=== Problem statement ===
Only the lines from the one containing "Enumerate this screenshot's" through the end of the entries are wanted, retyped exactly and without pictures.

[Web page and app entries]
---+---
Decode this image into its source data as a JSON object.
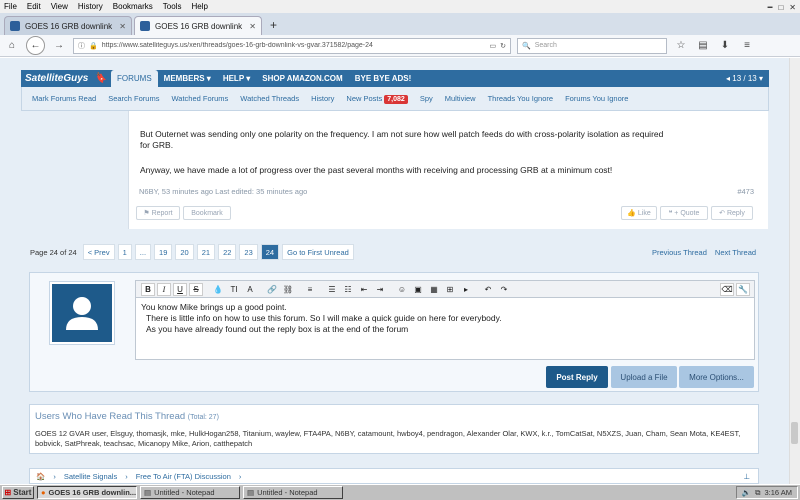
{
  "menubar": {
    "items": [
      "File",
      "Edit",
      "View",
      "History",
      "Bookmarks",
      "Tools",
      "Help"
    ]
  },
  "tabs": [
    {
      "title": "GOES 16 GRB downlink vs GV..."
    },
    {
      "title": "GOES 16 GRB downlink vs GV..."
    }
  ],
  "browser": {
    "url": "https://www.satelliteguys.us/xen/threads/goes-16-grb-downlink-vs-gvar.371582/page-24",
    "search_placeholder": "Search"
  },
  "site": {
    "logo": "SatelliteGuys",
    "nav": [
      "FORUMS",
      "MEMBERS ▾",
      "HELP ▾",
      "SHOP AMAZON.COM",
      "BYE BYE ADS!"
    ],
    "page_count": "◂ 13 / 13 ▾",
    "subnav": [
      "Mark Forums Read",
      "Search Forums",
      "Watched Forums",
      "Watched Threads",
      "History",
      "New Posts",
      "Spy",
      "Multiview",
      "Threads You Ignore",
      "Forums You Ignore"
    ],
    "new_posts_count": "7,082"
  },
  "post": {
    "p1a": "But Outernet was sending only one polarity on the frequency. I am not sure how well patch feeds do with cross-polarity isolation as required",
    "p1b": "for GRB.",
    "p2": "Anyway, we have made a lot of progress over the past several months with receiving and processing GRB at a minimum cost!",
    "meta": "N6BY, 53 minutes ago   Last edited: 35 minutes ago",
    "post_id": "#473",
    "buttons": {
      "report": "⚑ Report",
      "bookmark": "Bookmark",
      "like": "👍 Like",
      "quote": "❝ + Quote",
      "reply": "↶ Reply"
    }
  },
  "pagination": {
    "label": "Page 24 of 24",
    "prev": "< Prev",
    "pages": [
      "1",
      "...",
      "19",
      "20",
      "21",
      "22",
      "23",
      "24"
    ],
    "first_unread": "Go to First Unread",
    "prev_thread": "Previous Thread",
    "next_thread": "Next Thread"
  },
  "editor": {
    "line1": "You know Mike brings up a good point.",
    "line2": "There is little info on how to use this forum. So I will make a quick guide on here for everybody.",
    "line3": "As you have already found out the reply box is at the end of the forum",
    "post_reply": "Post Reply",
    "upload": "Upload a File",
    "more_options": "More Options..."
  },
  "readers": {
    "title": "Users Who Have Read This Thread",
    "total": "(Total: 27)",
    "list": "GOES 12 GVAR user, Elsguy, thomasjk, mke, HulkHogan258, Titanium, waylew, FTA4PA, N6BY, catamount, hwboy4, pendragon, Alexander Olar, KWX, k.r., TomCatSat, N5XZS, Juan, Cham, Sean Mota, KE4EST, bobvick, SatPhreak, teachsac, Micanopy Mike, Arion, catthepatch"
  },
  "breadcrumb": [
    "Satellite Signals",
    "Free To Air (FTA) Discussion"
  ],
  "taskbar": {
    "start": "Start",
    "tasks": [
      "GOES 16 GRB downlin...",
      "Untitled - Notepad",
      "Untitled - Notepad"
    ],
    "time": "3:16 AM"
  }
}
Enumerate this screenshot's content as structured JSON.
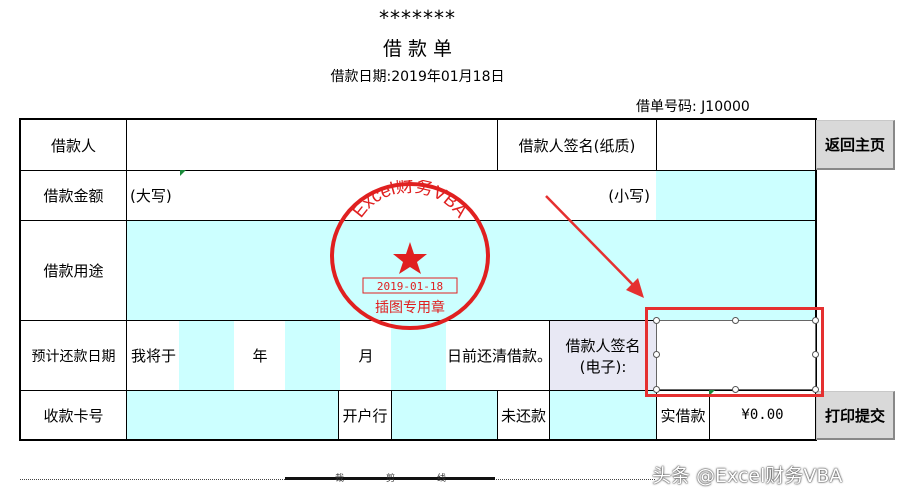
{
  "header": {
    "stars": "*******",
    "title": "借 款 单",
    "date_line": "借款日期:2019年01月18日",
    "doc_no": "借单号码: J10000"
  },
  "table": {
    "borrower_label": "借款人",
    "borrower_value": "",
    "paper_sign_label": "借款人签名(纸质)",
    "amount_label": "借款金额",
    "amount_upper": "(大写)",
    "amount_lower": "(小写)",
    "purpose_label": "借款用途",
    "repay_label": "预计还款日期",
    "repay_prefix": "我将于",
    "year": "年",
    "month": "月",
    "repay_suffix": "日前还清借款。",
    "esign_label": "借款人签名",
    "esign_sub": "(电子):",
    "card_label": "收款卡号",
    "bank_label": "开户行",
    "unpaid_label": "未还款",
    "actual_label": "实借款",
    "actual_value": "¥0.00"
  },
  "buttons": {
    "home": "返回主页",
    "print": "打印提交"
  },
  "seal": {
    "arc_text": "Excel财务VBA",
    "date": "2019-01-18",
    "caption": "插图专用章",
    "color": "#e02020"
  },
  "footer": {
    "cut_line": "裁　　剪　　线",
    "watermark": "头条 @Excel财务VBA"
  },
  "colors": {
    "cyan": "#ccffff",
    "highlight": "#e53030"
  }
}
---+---
=== Solved exercise ===
Enumerate this screenshot's content as structured JSON.
{
  "header": {
    "stars": "*******",
    "title": "借 款 单",
    "date_line": "借款日期:2019年01月18日",
    "doc_no": "借单号码: J10000"
  },
  "table": {
    "borrower_label": "借款人",
    "borrower_value": "",
    "paper_sign_label": "借款人签名(纸质)",
    "amount_label": "借款金额",
    "amount_upper": "(大写)",
    "amount_lower": "(小写)",
    "purpose_label": "借款用途",
    "repay_label": "预计还款日期",
    "repay_prefix": "我将于",
    "year": "年",
    "month": "月",
    "repay_suffix": "日前还清借款。",
    "esign_label": "借款人签名",
    "esign_sub": "(电子):",
    "card_label": "收款卡号",
    "bank_label": "开户行",
    "unpaid_label": "未还款",
    "actual_label": "实借款",
    "actual_value": "¥0.00"
  },
  "buttons": {
    "home": "返回主页",
    "print": "打印提交"
  },
  "seal": {
    "arc_text": "Excel财务VBA",
    "date": "2019-01-18",
    "caption": "插图专用章",
    "color": "#e02020"
  },
  "footer": {
    "cut_line": "裁　　剪　　线",
    "watermark": "头条 @Excel财务VBA"
  },
  "colors": {
    "cyan": "#ccffff",
    "highlight": "#e53030"
  }
}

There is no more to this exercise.